With connections to a bevy of prospects, such as Erik Jones and Christopher Bell (who won last month at Eldora Speedway in only his third Camping World Truck Series start), Toyota has placed renewed focus on plotting how to keep youth under its umbrella while climbing the NASCAR ladder.
That wasn’t the case with Larson, who signed with Chip Ganassi Racing before the 2012 season after excelling in sprint cars with Toyota funding. Within two years, Larson, 23, reached the Sprint Cup Series in a Chevrolet fielded by Ganassi.
“(Larson) was very successful in our short-track stuff, loved Toyota, won all kinds of races, but we couldn’t find a home for him, so Chip got him,” Ed Laukes, Toyota Motor Sales USA vice president for marketing, performance and guest experience, recently told NBC Sports. “That was a huge investment in him that ended up leaving.
“We’re trying to make sure that doesn’t happen in the future, so everybody is getting creative to say that if Erik Jones is this phenom that everyone thinks he is, that we try to find a home for him when it comes time for him to go to Cup.”
Jones made his Sprint Cup debut three months ago at Kansas Speedway. He said Friday at Michigan International Speedway that there are no plans for him to run any additional Cup races this season. He is ranked third in the truck standings and has two Xfinity victories. Team owner Joe Gibbs said the plan is to run Jones, 19, full time in Xfinity and part time in Cup next year.
JGR’s Sprint Cup stable is at the four-car capacity and enjoying stability with veterans Kyle Busch, Carl Edwards, Denny Hamlin and Matt Kenseth. So if Jones were ready to make the leap to NASCAR’s premier series in 2017, it might require Gibbs farming him out to a Toyota-affiliated team – which is where the manufacturer would play an important role in brokering a deal.
“We don’t own a team; that’s where it gets tricky,” said Laukes, also a member of Toyota Racing Development’s board of directors. “We don’t get a lot of young, talented drivers who have dads that are gazillionaires wiling to fund their kids. You get into Cup, that number gets big to be writing the check. We’ll do everything in our power to make sure Erik or any other young guys are set.”
Laukes said Toyota also is keeping an eye on Daniel Suarez, 23. The Monterrey, Mexico, native is ranked seventh in Xfinity standings in his rookie season with JGR.
“That’s probably the most underreported story in all of NASCAR,” Laukes said. “He’s racing tracks he’s never been on in his life, and he’s top five and leading races. It shows that if you give him good stuff on a decent track, the kid’s going to be really good. And he’s good for the sport with the Hispanic audience.
“I hope that we can find a runway for all those guys. Everyone has a lot of investment in their future. But we also are very fortunate to have the four guys at Gibbs with Matt, Carl, Kyle and Denny.”

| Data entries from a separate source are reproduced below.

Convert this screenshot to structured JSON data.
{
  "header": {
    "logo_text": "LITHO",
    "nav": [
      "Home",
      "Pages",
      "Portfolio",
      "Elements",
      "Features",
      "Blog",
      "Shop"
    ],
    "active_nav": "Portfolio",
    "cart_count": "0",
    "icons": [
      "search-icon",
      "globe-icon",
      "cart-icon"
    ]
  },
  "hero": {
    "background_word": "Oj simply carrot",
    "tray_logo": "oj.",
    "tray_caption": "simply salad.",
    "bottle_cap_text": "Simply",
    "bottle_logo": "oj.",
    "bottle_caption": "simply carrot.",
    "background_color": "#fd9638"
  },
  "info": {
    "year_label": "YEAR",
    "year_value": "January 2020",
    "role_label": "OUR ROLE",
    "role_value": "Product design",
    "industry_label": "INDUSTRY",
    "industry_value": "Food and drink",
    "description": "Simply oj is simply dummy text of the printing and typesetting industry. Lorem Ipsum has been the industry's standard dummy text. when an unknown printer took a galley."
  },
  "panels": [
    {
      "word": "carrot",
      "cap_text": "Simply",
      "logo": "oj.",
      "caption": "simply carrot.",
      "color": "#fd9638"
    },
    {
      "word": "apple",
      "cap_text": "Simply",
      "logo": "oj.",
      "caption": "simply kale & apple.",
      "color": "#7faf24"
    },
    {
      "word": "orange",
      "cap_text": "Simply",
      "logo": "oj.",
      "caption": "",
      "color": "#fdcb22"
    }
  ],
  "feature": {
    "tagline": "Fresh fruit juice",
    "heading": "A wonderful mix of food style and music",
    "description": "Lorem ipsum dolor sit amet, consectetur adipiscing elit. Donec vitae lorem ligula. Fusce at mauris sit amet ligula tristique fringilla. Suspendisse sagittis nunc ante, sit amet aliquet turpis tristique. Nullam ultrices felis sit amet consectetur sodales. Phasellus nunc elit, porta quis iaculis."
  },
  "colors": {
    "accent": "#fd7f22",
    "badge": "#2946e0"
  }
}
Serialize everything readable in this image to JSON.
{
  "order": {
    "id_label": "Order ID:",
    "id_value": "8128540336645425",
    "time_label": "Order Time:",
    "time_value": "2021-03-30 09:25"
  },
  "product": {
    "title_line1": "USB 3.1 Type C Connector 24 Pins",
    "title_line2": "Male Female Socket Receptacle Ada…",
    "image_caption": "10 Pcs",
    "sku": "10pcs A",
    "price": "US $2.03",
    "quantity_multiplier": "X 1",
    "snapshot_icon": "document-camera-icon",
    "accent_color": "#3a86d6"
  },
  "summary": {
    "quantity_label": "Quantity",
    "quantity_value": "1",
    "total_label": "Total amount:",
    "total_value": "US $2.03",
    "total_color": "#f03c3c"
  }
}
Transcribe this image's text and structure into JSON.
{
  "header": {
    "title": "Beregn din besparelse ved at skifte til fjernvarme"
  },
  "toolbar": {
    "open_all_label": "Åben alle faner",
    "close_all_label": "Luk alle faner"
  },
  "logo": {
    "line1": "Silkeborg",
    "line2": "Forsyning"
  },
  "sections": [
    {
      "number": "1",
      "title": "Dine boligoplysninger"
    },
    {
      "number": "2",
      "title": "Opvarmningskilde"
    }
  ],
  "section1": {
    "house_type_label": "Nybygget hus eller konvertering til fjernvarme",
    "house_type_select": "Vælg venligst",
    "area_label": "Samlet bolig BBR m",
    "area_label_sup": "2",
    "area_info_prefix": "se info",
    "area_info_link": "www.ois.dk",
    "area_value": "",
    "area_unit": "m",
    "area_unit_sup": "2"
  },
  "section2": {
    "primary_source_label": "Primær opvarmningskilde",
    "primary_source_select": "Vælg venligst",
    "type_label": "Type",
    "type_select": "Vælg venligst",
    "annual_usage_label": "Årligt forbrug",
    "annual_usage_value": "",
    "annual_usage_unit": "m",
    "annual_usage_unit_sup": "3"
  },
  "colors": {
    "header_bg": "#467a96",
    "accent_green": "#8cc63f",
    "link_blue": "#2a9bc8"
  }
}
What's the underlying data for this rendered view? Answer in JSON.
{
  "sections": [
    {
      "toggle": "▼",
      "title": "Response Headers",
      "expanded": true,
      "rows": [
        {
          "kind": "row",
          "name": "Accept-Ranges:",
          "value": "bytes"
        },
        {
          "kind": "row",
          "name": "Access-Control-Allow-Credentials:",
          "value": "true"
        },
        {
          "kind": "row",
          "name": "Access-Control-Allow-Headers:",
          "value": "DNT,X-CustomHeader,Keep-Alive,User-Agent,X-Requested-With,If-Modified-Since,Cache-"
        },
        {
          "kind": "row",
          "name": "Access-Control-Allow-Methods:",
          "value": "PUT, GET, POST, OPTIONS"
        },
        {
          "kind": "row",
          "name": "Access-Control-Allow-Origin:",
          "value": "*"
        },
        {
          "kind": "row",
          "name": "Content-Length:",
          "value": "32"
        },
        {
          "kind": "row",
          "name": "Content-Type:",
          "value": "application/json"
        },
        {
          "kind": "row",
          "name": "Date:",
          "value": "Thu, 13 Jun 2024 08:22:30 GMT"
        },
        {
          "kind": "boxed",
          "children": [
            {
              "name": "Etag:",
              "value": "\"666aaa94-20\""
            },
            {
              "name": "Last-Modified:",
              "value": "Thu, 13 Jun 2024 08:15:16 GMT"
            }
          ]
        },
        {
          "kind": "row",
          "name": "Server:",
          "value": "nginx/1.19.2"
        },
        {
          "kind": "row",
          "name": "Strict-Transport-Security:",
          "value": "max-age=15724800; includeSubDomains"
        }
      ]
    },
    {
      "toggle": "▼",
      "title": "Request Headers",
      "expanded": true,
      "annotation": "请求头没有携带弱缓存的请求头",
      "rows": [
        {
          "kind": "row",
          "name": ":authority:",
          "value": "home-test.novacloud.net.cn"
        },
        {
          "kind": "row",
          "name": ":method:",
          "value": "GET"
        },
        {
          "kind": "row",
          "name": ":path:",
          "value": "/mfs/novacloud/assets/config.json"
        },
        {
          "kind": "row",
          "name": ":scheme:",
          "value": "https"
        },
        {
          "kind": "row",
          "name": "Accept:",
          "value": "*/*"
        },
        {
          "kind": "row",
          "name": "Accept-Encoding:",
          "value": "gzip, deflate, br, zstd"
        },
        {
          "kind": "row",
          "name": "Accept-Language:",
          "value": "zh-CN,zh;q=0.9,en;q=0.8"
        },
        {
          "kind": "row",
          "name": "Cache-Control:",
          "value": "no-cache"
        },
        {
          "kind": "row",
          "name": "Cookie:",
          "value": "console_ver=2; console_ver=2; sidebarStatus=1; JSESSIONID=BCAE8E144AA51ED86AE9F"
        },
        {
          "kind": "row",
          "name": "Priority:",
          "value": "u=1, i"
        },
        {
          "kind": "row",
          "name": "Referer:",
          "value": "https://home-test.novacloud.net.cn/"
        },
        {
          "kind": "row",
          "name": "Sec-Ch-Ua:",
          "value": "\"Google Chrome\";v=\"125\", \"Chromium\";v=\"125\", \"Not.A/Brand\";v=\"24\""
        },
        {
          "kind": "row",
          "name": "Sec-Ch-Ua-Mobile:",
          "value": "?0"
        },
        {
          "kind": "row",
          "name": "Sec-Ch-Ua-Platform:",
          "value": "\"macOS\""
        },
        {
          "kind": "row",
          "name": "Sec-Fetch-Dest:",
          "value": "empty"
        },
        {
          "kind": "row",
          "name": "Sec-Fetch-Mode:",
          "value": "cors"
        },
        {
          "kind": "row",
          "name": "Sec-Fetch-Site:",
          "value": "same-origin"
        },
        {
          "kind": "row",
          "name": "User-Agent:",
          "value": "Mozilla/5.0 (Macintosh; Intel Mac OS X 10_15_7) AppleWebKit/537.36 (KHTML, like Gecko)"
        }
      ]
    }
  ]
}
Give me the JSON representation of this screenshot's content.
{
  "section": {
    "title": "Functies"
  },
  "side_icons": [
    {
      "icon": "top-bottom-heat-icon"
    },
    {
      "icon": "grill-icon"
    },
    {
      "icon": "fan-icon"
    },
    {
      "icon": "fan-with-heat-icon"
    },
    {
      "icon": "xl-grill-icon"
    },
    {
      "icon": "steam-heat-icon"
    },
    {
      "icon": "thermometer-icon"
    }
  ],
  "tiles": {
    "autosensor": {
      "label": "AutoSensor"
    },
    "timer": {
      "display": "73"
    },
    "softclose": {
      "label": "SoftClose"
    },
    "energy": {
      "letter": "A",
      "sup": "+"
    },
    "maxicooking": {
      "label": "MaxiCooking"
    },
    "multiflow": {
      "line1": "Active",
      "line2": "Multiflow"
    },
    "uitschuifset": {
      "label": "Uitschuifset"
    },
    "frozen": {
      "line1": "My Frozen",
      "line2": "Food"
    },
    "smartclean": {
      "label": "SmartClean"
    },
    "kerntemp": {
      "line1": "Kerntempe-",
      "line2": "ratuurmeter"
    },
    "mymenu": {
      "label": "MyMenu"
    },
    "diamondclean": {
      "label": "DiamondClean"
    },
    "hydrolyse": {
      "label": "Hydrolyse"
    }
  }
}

Much of the blueprint could depend on what happens with Michael Waltrip Racing, whose co-owner Rob Kauffman has agreed to buy a stake in Ganassi’s team. Laukes said Toyota should have clarity within a “couple of weeks” on the future for MWR, which hasn’t committed to running a Toyota next year.
“We talked to Rob,” Laukes said. “It’s really going to fall into his court. We don’t have any firm decisions about how that whole thing is going to look. We’re waiting on him to make a final decision.”
If MWR were to leave, it seems probably Toyota Racing Development would add a team such as Furniture Row Racing (which is seeking a new manufacturer). TRD builds engines for six teams (four for JGR, two for MWR), and Laukes said the company would maintain that supply in ’16.
“Whether they go in MWR cars or into the Gibbs rotation, or another team we partner with down the road, that’s all fluid,” Laukes said. “There’s always conversations going around with (teams) having an interest (in Toyota). Every weekend my phone rings or someone stops by, and we’ve got great relationships with a lot of teams out there.”